PREMISE-Try a mixture of 'Star Trek' and 'Left Behind.' Mathias is the son of a man who was executed for his faith in a distant universe where the ruler is a computer and the Christians are outlaws.As such, he and his mother have been hunted for years. They don't have the same faith as Mathias's father, but they start the book 'guilty by association.' After his mother is killed, our hero is forced to find God and lead a group of Christians to retake their freedom. POSITIVE ELEMENTS-Mathias cares about the Christians, even before he becomes one. While in prison,the Christians aren't given food and are forced to subside on a brown 'sludge.' Since he is not a Christian, Mathias is given the opportunity to eat real food, but refuses, as he doesn't want to eat while the Christians starve. SEXUAL CONTENT-Very little. Mathias and his wife kiss. Before they are married, the author takes great pains to point out that they do not sleep together. This is a refreshing change from modern fiction that depicts characters hopping into bed together at the drop of a hat. Even after the wedding, the author leaves all details of their sex life to the imagination. VIOLENT CONTENT-This is my only real area of concern. The Christians start the book as pacifists, but end up is an epic space battle by the end of the book. Christian characters are (understood) brutally blinded and de-limbed. Believers are thrown into a space station's power core as a means of execution. The former two tortures are done before the victims actually appear in the book. The first time that the execution is shown, the characters hear the victim scream as his life ends. The other two times that it is shown, the victims actually survive, though only the last of these really shows a miracle that saves the victims. CRUDE OF PROFANE LANGUAGE-Three words.

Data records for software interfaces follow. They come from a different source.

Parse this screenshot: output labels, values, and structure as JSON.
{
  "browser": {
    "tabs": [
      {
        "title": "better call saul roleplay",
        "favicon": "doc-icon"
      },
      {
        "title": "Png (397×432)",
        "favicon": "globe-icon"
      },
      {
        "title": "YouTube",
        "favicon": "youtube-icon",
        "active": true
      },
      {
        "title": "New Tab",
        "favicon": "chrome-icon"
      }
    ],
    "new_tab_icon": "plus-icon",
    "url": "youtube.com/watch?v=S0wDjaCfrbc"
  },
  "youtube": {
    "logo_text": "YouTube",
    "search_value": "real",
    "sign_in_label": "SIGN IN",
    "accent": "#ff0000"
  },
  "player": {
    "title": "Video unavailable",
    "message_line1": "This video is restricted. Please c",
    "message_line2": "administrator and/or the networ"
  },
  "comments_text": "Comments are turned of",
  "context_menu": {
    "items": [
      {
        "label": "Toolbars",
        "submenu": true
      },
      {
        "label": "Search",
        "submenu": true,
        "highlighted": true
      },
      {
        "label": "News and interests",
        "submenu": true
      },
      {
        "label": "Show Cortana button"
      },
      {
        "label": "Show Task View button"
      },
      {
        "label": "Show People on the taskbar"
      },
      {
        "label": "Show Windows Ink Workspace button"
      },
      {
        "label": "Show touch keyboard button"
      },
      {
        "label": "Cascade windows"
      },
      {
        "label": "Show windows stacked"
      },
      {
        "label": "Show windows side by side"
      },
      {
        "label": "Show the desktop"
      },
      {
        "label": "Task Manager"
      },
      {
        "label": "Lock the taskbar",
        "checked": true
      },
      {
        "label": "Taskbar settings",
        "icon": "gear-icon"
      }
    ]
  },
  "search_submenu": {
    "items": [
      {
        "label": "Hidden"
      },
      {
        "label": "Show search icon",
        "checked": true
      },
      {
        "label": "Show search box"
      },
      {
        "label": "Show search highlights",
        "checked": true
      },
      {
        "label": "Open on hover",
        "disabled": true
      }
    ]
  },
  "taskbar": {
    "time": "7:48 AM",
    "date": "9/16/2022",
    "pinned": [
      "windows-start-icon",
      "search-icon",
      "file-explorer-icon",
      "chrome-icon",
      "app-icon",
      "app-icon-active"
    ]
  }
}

They are minor, but tend to stick out in a Christian book. This just doesn't seem to fit the genre'. DRUG AND ALCOHOL CONTENT-None. OTHER NEGATIVE ELEMENTS-First, there seems to be a number of grammatical errors that weren't caught by the editors. This tends to detract from the enjoyment of the book when you see the author repeat a phrase repeat a phrase. Next, names of ships should really be italicized to set them apart from the text. The author also, for the most part, didn't separate time periods or individual's thoughts in any way. Some times one paragraph would end and the very next paragraph, without a space or separation marks, would take the reader to the next day or the thoughts of a totally different character. Just correcting this one problem on future books, if this does, indeed, become a series, will make them much more readable. Finally, the cover price is a bit high for a trade paperback. I would have almost expected to have purchased a hardback for this price. CONCLUSION-It is interesting to see Christian fiction to move into the Sci-Fi realm. The book, at times, reads like a Star Trek novel, though it tends to slow when the good characters interact with each other. The plot is a good one, however. If you can get past the few minor swear words, as well as the $19.95 price tag, it's definitely worth a read.

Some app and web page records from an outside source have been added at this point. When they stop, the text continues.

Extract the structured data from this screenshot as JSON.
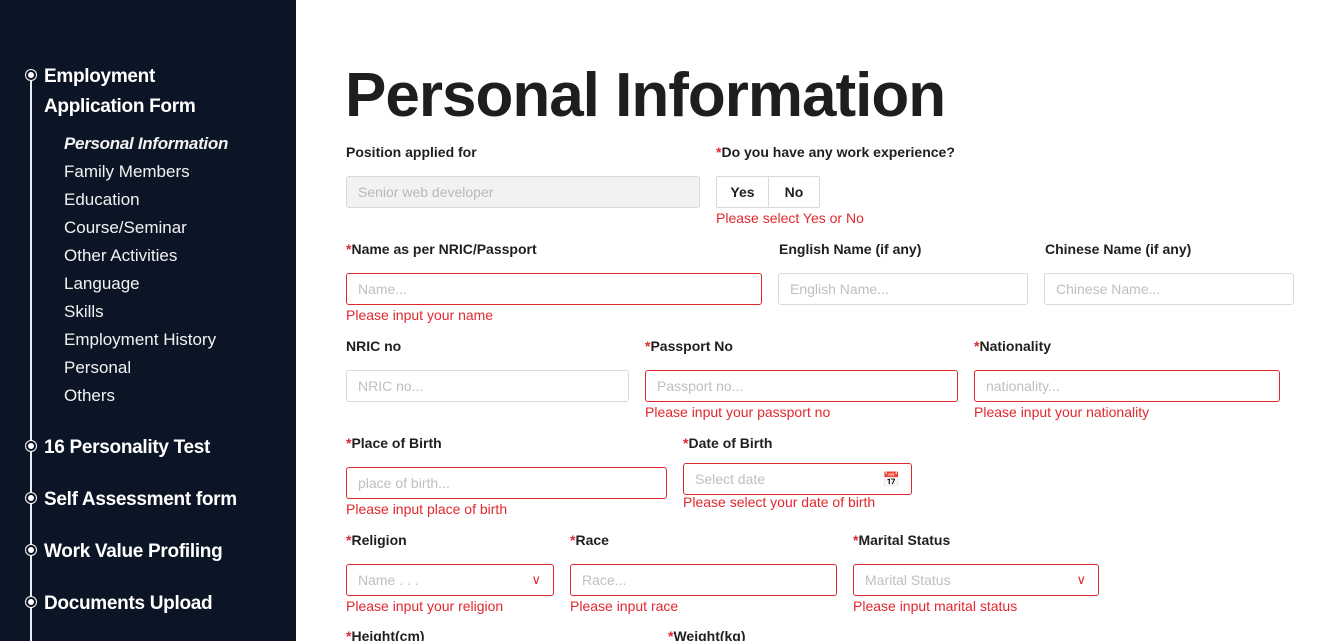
{
  "sidebar": {
    "steps": [
      {
        "label_line1": "Employment",
        "label_line2": "Application Form"
      },
      {
        "label": "16 Personality Test"
      },
      {
        "label": "Self Assessment form"
      },
      {
        "label": "Work Value Profiling"
      },
      {
        "label": "Documents Upload"
      }
    ],
    "sub_items": [
      "Personal Information",
      "Family Members",
      "Education",
      "Course/Seminar",
      "Other Activities",
      "Language",
      "Skills",
      "Employment History",
      "Personal",
      "Others"
    ],
    "active_sub_item": "Personal Information"
  },
  "page": {
    "title": "Personal Information"
  },
  "required_mark": "*",
  "form": {
    "position": {
      "label": "Position applied for",
      "value": "Senior web developer"
    },
    "work_experience": {
      "label": "Do you have any work experience?",
      "yes": "Yes",
      "no": "No",
      "error": "Please select Yes or No"
    },
    "name": {
      "label": "Name as per NRIC/Passport",
      "placeholder": "Name...",
      "error": "Please input your name"
    },
    "english_name": {
      "label": "English Name (if any)",
      "placeholder": "English Name..."
    },
    "chinese_name": {
      "label": "Chinese Name (if any)",
      "placeholder": "Chinese Name..."
    },
    "nric": {
      "label": "NRIC no",
      "placeholder": "NRIC no..."
    },
    "passport": {
      "label": "Passport No",
      "placeholder": "Passport no...",
      "error": "Please input your passport no"
    },
    "nationality": {
      "label": "Nationality",
      "placeholder": "nationality...",
      "error": "Please input your nationality"
    },
    "place_of_birth": {
      "label": "Place of Birth",
      "placeholder": "place of birth...",
      "error": "Please input place of birth"
    },
    "date_of_birth": {
      "label": "Date of Birth",
      "placeholder": "Select date",
      "error": "Please select your date of birth"
    },
    "religion": {
      "label": "Religion",
      "placeholder": "Name . . .",
      "error": "Please input your religion"
    },
    "race": {
      "label": "Race",
      "placeholder": "Race...",
      "error": "Please input race"
    },
    "marital_status": {
      "label": "Marital Status",
      "placeholder": "Marital  Status",
      "error": "Please input marital status"
    },
    "height": {
      "label": "Height(cm)"
    },
    "weight": {
      "label": "Weight(kg)"
    }
  },
  "icons": {
    "select_chevron": "chevron-down-icon",
    "calendar": "calendar-icon",
    "step_dot": "timeline-dot-icon"
  },
  "colors": {
    "sidebar_bg": "#0c1526",
    "error": "#e0282e",
    "title": "#1e1e1e"
  }
}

Exile has a highly imaginative plot. The time is the future. Mathais, a man who is hunted all his life by a supreme force, lives on the edge to stay alive. He becomes a reluctant hero. The Christians of that time are supressed by an AI that thinks it is a god, and they must outwit it to continue their existence. In the flavor of Christian Si-Fi, this novel would interest both genres as well as those who enjoy a good book. I experianced apathy for our hero as he struggled against the enemies of the Christians, then becomes a beliver along the way. There are many scenes that put you in the middle of the action, including the final battle. Once I picked up the book, I couldn't put it down.